**EXERCISE INSTRUCTIONS:**
Which lines of the listing below contain the word "favoritos"? Return them.

* * * * *

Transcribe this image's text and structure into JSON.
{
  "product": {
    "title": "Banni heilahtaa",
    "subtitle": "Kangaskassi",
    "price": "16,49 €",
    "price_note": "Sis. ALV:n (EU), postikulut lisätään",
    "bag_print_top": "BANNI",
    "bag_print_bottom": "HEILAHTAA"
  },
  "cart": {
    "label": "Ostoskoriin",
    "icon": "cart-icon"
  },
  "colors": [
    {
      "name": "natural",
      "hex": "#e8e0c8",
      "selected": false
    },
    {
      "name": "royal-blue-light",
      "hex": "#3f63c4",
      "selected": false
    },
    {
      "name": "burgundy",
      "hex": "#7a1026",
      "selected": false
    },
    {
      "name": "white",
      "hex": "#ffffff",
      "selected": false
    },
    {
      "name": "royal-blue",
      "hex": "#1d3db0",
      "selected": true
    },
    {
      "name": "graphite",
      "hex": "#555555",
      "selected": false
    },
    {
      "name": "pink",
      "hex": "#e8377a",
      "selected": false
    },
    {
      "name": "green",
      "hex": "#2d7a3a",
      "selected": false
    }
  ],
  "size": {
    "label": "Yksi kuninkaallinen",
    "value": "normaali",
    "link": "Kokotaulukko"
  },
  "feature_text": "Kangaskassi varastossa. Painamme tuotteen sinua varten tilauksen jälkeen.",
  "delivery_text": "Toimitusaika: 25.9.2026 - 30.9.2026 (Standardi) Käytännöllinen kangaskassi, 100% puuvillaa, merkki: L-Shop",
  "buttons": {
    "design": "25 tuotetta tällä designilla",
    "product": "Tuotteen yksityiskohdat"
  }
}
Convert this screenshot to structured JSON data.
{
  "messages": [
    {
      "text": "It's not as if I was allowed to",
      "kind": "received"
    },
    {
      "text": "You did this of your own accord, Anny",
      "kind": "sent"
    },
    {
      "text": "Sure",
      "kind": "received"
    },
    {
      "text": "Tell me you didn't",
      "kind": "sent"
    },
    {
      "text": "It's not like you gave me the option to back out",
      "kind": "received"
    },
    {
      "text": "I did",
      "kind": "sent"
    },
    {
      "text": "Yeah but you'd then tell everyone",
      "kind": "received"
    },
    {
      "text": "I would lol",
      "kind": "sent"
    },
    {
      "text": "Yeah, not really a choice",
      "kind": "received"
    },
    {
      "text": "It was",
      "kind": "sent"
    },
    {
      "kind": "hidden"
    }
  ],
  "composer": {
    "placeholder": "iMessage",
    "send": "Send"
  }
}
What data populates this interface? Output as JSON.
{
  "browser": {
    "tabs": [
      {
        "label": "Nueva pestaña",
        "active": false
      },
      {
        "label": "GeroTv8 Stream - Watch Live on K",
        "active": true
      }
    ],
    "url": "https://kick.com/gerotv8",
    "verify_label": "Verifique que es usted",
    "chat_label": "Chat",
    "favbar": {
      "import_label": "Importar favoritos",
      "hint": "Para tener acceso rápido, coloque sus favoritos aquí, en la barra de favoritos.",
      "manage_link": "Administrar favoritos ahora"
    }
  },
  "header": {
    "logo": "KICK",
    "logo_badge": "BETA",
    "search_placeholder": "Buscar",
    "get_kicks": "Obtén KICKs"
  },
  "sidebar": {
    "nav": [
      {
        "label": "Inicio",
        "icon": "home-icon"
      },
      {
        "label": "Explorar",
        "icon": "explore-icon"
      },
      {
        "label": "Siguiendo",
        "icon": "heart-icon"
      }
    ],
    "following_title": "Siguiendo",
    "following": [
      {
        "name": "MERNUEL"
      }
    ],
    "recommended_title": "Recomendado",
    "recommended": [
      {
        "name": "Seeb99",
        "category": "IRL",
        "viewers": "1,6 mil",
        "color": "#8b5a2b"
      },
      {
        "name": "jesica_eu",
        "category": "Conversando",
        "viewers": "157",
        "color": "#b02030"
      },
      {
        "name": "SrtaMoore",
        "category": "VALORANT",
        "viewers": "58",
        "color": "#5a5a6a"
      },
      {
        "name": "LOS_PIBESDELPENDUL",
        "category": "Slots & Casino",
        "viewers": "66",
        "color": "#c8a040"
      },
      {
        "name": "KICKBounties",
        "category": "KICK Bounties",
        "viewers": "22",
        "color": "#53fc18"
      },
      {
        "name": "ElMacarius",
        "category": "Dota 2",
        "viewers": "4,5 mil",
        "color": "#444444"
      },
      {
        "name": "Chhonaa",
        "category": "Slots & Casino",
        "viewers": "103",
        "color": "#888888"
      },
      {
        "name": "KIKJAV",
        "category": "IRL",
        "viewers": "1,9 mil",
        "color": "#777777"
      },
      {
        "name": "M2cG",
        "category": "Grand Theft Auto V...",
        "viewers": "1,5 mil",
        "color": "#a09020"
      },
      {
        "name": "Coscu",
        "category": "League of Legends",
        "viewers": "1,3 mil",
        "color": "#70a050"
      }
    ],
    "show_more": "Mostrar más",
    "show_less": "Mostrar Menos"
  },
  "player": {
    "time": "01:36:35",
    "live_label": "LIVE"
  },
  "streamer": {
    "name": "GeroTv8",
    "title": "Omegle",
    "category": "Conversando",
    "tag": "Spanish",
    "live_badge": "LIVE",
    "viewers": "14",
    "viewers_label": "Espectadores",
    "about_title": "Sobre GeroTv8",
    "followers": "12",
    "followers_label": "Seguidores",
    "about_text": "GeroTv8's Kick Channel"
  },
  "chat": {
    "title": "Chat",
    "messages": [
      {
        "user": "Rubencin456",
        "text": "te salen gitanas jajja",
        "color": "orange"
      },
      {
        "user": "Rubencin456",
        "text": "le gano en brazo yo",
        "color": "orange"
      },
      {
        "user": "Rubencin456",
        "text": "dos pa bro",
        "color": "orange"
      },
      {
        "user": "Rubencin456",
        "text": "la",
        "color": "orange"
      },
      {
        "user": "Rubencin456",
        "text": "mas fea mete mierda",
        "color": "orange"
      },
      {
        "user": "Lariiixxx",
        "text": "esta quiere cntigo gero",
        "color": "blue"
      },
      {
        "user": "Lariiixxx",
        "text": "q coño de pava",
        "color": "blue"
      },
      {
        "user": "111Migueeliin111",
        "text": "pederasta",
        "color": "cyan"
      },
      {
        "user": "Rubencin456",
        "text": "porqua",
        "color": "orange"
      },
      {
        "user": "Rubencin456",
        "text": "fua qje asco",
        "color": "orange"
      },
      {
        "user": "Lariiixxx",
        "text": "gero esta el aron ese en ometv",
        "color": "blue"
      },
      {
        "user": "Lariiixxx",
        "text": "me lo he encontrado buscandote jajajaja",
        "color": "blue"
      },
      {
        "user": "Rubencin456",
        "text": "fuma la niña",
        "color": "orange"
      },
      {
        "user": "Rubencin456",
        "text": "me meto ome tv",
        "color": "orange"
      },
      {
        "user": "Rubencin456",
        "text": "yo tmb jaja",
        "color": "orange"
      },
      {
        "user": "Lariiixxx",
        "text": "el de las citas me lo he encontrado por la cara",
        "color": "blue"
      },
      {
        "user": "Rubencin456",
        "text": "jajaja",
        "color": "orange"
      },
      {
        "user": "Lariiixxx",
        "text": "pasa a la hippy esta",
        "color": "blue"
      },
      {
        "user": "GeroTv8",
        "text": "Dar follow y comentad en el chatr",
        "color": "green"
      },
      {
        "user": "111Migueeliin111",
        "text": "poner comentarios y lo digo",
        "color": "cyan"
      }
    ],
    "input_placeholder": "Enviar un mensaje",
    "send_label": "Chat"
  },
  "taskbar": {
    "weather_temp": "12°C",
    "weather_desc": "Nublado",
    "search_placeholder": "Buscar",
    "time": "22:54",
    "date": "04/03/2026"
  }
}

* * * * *

**SOLUTION FOR THIS EXERCISE:**
      "import_label": "Importar favoritos",
      "hint": "Para tener acceso rápido, coloque sus favoritos aquí, en la barra de favoritos.",
      "manage_link": "Administrar favoritos ahora"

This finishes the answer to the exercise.